The media is another focus. Often media precipitates the existing social order and reinforces prejudices that hamper communities’ ability to change their situation with regard to disasters. Attitude change among the media personnel that would reflect in a change in the way disasters are commonly reported throughout the region is another goal of the network. To achieve these, Duryog Nivaran will: Provide an opportunity for national and regional organizations in South Asia to strengthen their capacity and carry out effective disaster mitigation and development activities by sharing information, learning from each other’s experiences and providing support to each others’ activities. Make the case for the alternative perspective by analyzing existing interventions and demonstrating, through research and action, other approaches that challenge the existing paradigm Carry out specific activities to influence decision makers in government, donor and non-government agencies.


 Duryog Nivaran activities are organized on the following themes.

Understanding linkages with society

If disasters are considered as a normal part of the overall development of society, it is necessary to understand how natural hazards and conflicts are linked to different aspects of this society. Issues of development, livelihood and gender are the main areas of concern.

Myths of science and technology

The dominant perspective of treating disasters as isolated events stems from ‘scientific knowledge’ as analysis for disaster causes.Duryog Nivaran hopes to research and demonstrate the limitation of natural sciences-based framework and the importance of other knowledge, especially that which comes from indigenous sources.


Lack of accountability among those who are engaged in disaster management activities have only served to increase communities’ vulnerability and their inability to cope with future disasters. This is true for formal institutions as well as field-level players and grassroots organizations. Duryog Nivaran advocated participatory strategies as a key aspect.

Regional cooperation 

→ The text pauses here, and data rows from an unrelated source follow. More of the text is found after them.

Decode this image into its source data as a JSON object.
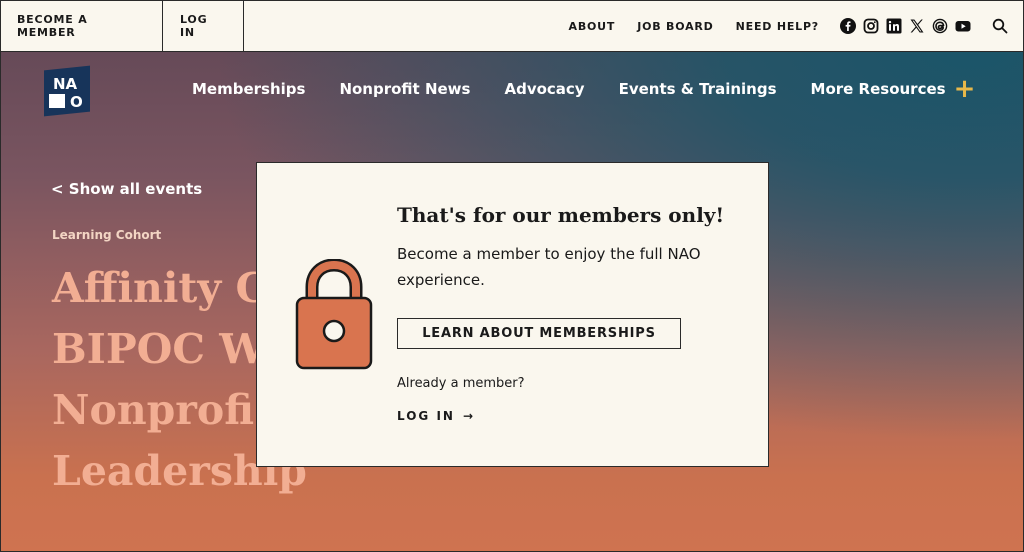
{
  "topbar": {
    "become_member": "BECOME A MEMBER",
    "log_in": "LOG IN",
    "links": [
      "ABOUT",
      "JOB BOARD",
      "NEED HELP?"
    ],
    "social_icons": [
      "facebook-icon",
      "instagram-icon",
      "linkedin-icon",
      "x-icon",
      "threads-icon",
      "youtube-icon"
    ]
  },
  "logo": {
    "top": "NA",
    "bottom": "O"
  },
  "nav": {
    "items": [
      "Memberships",
      "Nonprofit News",
      "Advocacy",
      "Events & Trainings",
      "More Resources"
    ],
    "more_icon": "+"
  },
  "page": {
    "back": "< Show all events",
    "eyebrow": "Learning Cohort",
    "title_lines": [
      "Affinity C",
      "BIPOC We",
      "Nonprofi",
      "Leadership"
    ]
  },
  "modal": {
    "title": "That's for our members only!",
    "text": "Become a member to enjoy the full NAO experience.",
    "button": "LEARN ABOUT MEMBERSHIPS",
    "already": "Already a member?",
    "login": "LOG IN",
    "login_arrow": "→"
  },
  "colors": {
    "cream": "#faf7ee",
    "navy": "#17345a",
    "accent_gold": "#e8b84a",
    "lock_orange": "#d9744f",
    "title_peach": "#f2ae93"
  }
}
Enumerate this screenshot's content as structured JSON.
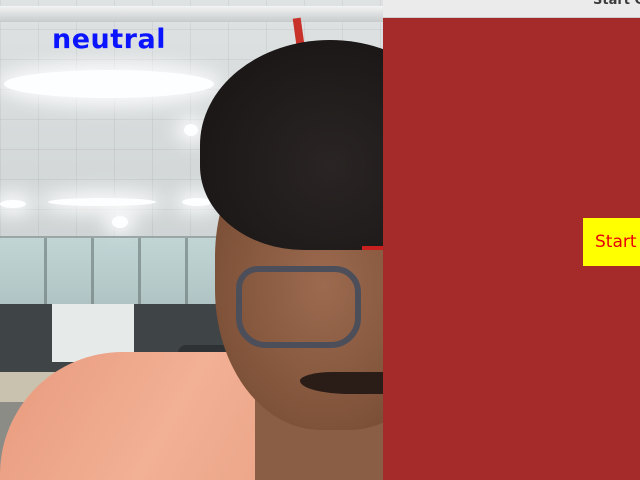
{
  "camera": {
    "emotion_label": "neutral",
    "label_color": "#0a14ff"
  },
  "app_window": {
    "title": "Start C",
    "background_color": "#a52a2a",
    "start_button": {
      "label": "Start",
      "background_color": "#ffff00",
      "text_color": "#e8000b"
    }
  }
}
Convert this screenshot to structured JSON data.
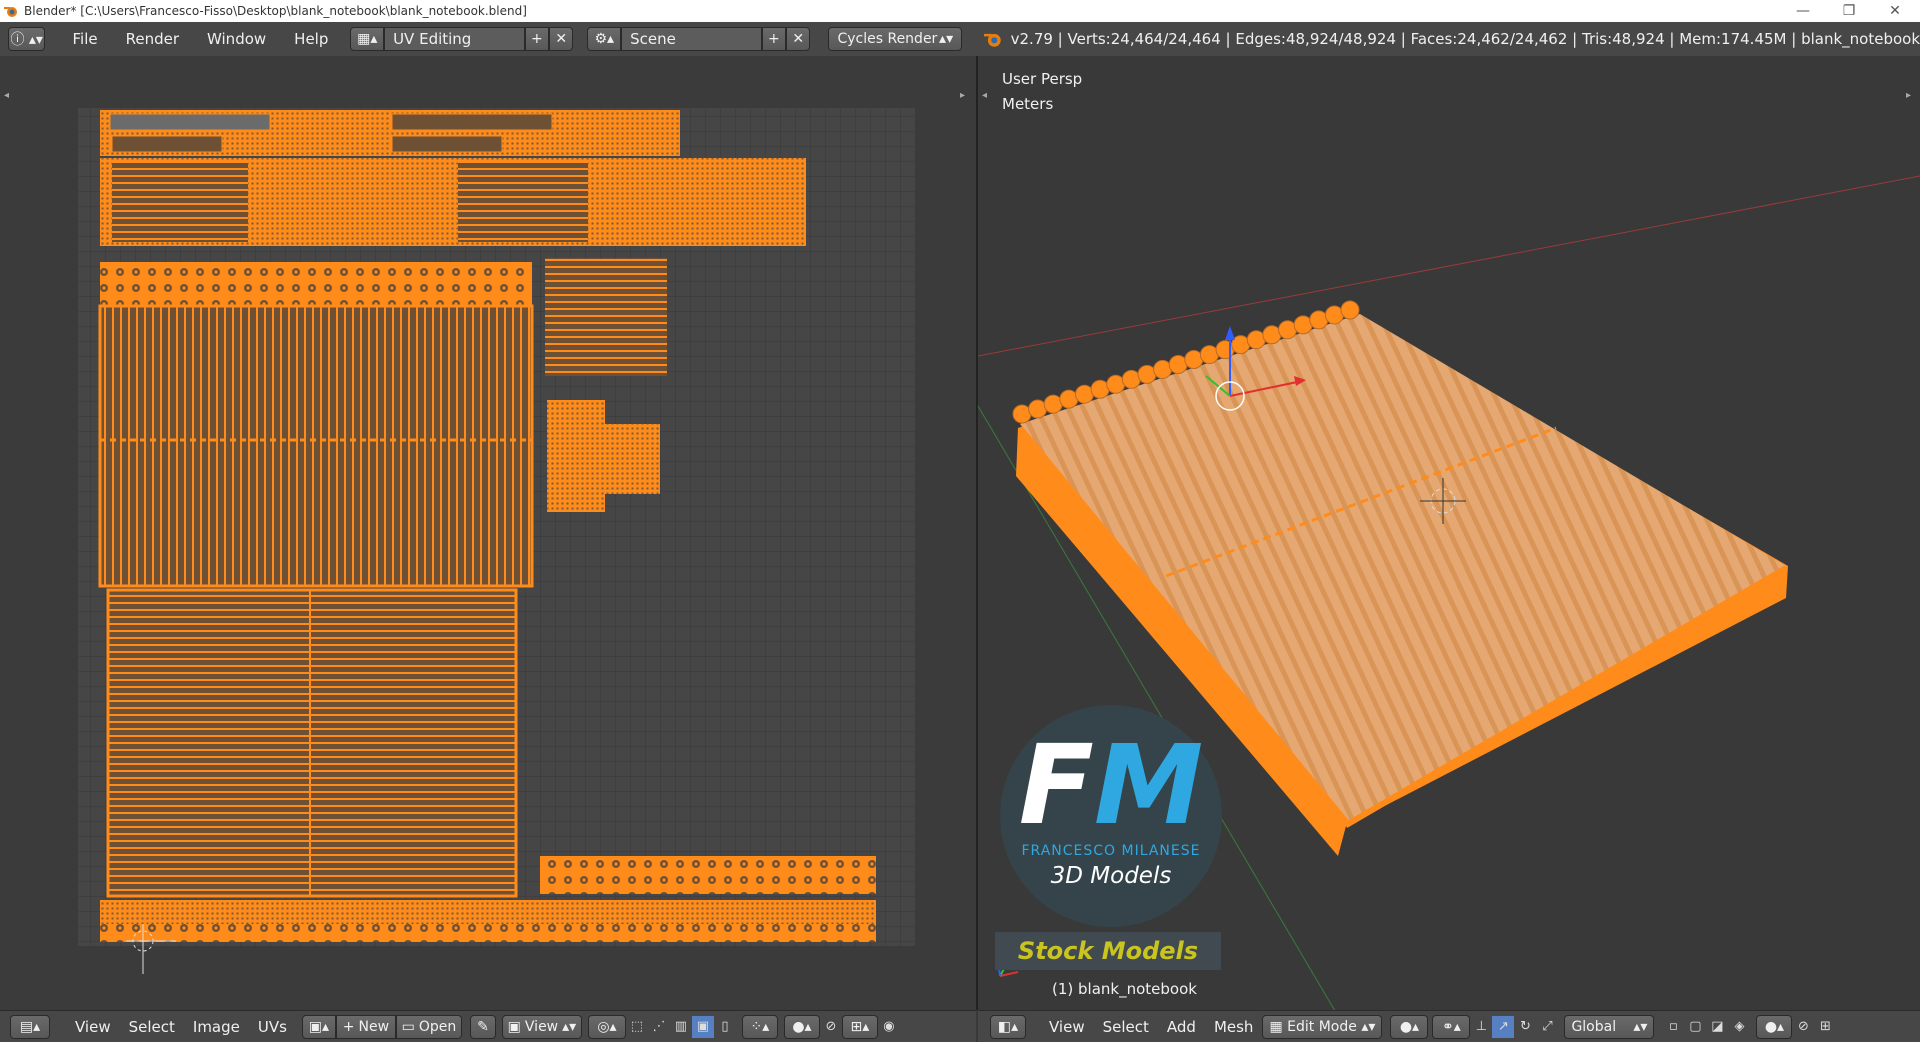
{
  "window": {
    "title": "Blender* [C:\\Users\\Francesco-Fisso\\Desktop\\blank_notebook\\blank_notebook.blend]"
  },
  "info_header": {
    "menus": [
      "File",
      "Render",
      "Window",
      "Help"
    ],
    "screen_layout": "UV Editing",
    "scene": "Scene",
    "render_engine": "Cycles Render",
    "stats": "v2.79 | Verts:24,464/24,464 | Edges:48,924/48,924 | Faces:24,462/24,462 | Tris:48,924 | Mem:174.45M | blank_notebook"
  },
  "viewport": {
    "view_name": "User Persp",
    "units": "Meters",
    "object_label": "(1) blank_notebook",
    "watermark": {
      "letters": "FM",
      "name": "FRANCESCO MILANESE",
      "subtitle": "3D Models",
      "banner": "Stock Models"
    }
  },
  "uv_footer": {
    "menus": [
      "View",
      "Select",
      "Image",
      "UVs"
    ],
    "new_label": "New",
    "open_label": "Open",
    "view_label": "View"
  },
  "viewport_footer": {
    "menus": [
      "View",
      "Select",
      "Add",
      "Mesh"
    ],
    "mode": "Edit Mode",
    "orientation": "Global"
  },
  "colors": {
    "accent_orange": "#ff8c1a",
    "panel_bg": "#474747",
    "editor_bg": "#393939"
  }
}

Cooperation between countries in South Asia for better preparedness and management of flood, cyclone,earthquake and conflict, is essential. The network hopes to bridge some of the knowledge and activity gaps that have arisen due to non-cooperation.


Understanding vulnerability and capacity 

Strengthening the capacity of disaster-affected people is considered a key element in the disaster mitigation strategy advocated through Duryog Nivaran. There is a need to investigate methodologies and indicators used at present and develop new indicators for better capacity building.

Risk and Livelihoods 

 Millions of people in the developing countries ‘live with hazards’, drought, floods and the like. Risk management is part and parcel of their daily livelihoods. This is reflected in the livelihood patterns, crop calendars, type of housing, festivities, in social dynamics, in belief systems.There are various internal coping mechanisms to manage risk inbuilt into the livelihoods. Preparedness based disaster management/alternative perspective needs to be based on the existing knowledge and systems.

Research to identify the relationships between disaster risk and livelihoods, coping mechanisms,ways and means of strengthening the livelihood options, and demonstrating the identified options are carried out under this theme. The dominant perspective of treating disasters as isolatedevents stems from ‘scientific knowledge’ as analysis for disaster causes.Duryog Nivaran hopes to research and demonstrate the limitation of the naturalsciences-based framework and the importance of other knowledge, especially that which comes from indigenous sources.